Ethical Guidelines and Compliance
Ensure the deployment and intended use of the LLM aligns with organizational principles, acceptable use policies, and other corporate considerations, and with ethical industry standards and legal regulations, especially concerning data privacy laws. If users are unaware of the legal obligations—and consequences—of relevant regulations, acting in violation of them is almost a given. Organizations that conduct business activities in Europe or the U.S., or even in specific states, such as California, must follow the controlling governmental regulations, such as the General Data Protection Regulation (GDPR), Health Insurance Portability and Accountability Act (HIPAA), or California Consumer Privacy Act (CCPA), respectively.
Monitoring for Misuse
Understanding how users are intended to interact with the model must be balanced with the capability to ensure they are not misusing their access. Continuously monitoring model usage by individuals and teams can provide valuable insights into the content, costs, and consumption rate of the model’s output. Traceability tracking can also ensure users are complying with acceptable use and other policies, and not using the model to generate deceptive, discriminatory, or harmful content.
Transparency and Explainability
While the model’s logic might be difficult to discern, its operations should be as transparent and easily understood as possible. Maintaining prompt histories that can be traced to the user and include responses, as well as any alerts triggered by either the prompt or the response, can provide longitudinal information about usage or reasoning patterns and trends.
Feedback Loop with Stakeholders
A feedback mechanism for users and other stakeholders to report issues, provide input, request assistance, or suggest improvements is a critical means of engaging them, and can lead to more, as well as more effective, use of the model. Feedback data can be used to continuously improve the model, enhance the user experience, and nurture operational efficiencies made possible by the model.

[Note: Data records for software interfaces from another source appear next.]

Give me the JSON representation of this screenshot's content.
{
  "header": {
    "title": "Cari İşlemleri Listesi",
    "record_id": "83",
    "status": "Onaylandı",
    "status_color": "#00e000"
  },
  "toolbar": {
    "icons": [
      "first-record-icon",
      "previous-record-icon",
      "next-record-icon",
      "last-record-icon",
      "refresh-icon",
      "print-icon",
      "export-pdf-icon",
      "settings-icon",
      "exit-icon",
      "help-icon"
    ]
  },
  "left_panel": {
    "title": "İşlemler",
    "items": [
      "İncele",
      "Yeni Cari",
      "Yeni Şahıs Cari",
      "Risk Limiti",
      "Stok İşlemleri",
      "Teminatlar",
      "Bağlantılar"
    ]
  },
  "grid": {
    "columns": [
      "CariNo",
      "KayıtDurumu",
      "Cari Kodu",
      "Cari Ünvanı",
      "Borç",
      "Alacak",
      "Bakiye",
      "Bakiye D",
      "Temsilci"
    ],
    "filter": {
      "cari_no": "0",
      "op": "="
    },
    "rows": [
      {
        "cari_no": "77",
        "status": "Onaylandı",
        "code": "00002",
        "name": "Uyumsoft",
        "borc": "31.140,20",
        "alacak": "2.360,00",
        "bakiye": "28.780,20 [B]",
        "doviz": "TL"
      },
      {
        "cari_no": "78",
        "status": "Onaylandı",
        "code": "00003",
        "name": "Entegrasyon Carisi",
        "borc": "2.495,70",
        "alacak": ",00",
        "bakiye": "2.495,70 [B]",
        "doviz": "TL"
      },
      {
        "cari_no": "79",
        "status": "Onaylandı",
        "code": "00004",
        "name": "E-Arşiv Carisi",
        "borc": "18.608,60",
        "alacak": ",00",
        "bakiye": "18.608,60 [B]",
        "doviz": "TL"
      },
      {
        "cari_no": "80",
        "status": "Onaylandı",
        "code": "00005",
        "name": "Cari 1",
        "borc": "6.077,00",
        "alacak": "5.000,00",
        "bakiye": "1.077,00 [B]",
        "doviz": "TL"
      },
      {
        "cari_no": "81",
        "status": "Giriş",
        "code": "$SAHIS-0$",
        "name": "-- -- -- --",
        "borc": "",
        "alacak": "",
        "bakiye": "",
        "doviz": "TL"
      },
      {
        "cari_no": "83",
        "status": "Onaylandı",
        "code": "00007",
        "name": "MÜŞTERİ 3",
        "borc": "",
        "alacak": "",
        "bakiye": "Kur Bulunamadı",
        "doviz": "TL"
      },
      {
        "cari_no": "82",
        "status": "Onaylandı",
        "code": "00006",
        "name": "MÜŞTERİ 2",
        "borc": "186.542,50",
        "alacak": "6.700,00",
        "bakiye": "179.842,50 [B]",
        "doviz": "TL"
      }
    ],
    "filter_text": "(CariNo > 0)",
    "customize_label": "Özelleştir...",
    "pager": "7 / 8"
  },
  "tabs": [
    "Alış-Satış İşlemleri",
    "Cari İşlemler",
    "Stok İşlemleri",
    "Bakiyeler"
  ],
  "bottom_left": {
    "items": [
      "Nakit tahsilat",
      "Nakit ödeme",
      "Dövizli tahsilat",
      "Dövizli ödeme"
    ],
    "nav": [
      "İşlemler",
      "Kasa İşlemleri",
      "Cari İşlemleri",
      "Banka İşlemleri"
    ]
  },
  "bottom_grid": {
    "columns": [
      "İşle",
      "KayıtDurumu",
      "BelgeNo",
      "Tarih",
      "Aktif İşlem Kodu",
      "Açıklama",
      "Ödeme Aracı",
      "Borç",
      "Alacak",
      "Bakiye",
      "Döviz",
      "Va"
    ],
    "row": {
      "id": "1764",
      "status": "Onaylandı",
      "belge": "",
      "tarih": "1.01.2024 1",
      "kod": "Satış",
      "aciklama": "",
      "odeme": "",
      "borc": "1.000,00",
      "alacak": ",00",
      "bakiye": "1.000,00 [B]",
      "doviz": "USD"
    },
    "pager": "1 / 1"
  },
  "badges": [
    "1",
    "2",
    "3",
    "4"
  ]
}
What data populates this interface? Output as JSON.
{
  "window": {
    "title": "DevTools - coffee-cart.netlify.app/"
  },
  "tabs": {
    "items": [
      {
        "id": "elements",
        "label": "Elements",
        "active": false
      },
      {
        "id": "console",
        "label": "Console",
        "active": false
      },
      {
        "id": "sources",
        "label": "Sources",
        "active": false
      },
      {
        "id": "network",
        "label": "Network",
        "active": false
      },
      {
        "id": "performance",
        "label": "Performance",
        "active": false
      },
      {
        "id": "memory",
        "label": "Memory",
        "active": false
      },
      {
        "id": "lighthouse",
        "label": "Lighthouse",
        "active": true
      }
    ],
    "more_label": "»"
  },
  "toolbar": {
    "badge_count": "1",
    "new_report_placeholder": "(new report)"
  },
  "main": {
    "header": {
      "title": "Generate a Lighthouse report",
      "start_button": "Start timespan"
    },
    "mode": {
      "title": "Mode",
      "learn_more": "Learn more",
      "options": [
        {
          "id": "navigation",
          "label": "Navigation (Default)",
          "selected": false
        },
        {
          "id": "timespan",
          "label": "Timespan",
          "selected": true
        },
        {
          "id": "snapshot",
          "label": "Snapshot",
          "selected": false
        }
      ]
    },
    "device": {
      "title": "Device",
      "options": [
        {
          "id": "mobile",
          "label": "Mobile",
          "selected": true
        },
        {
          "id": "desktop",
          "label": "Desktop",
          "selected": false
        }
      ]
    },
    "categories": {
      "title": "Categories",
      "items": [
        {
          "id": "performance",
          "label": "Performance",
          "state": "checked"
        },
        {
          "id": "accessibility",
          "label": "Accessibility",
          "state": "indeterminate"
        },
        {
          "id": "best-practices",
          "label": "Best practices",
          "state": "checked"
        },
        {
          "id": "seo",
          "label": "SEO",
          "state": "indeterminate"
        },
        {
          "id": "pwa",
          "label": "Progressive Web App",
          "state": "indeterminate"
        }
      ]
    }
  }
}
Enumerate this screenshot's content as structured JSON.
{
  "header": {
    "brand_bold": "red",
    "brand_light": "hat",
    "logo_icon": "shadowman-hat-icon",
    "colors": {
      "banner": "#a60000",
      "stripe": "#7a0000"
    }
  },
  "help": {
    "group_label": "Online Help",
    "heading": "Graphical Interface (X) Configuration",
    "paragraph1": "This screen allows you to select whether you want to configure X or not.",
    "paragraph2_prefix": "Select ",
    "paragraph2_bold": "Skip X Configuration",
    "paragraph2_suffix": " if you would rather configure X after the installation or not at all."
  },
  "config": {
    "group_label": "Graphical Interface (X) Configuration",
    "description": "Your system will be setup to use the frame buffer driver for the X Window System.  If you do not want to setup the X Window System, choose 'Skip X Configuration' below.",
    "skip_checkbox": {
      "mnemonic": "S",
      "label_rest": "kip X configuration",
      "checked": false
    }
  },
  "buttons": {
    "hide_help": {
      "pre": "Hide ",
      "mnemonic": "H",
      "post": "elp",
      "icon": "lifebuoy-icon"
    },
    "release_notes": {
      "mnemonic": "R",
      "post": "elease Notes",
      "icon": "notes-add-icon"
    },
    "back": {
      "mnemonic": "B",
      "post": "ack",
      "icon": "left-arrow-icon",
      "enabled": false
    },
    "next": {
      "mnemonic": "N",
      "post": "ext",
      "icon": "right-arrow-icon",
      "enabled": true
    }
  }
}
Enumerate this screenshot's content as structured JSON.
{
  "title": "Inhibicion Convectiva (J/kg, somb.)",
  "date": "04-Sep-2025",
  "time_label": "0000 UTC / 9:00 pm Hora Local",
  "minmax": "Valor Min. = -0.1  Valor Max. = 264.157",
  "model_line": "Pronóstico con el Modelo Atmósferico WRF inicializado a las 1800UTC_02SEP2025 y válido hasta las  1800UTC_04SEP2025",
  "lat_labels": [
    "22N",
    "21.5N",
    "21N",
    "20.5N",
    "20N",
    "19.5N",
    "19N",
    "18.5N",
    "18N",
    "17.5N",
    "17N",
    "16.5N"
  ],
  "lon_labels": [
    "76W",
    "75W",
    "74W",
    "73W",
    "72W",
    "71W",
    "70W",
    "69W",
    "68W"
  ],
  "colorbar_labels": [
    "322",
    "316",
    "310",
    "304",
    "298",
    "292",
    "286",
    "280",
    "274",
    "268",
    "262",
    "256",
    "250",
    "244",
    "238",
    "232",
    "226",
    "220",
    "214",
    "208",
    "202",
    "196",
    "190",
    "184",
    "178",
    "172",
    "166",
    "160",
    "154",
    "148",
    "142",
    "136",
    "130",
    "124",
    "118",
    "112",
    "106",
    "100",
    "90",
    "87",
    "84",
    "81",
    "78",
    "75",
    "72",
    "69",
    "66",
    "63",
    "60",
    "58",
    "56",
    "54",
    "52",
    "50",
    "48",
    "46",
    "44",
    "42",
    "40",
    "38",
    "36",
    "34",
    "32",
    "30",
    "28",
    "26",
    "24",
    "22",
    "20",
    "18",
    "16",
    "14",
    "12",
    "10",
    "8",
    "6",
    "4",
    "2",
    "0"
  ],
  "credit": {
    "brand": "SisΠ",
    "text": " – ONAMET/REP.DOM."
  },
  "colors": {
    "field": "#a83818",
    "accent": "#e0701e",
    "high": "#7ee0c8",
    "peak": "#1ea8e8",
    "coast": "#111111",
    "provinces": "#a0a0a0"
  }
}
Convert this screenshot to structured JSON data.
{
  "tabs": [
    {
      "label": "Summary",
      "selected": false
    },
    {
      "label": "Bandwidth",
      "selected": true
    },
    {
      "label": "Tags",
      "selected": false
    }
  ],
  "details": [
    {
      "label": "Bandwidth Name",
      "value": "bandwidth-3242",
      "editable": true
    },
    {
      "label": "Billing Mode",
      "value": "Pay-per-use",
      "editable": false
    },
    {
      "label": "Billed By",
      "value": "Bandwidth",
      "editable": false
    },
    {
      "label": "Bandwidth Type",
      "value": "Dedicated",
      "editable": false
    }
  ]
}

Taking these human-centric factors into account will allow your organization to more effectively and securely deploy LLMs across the enterprise, while making the experience user-friendly.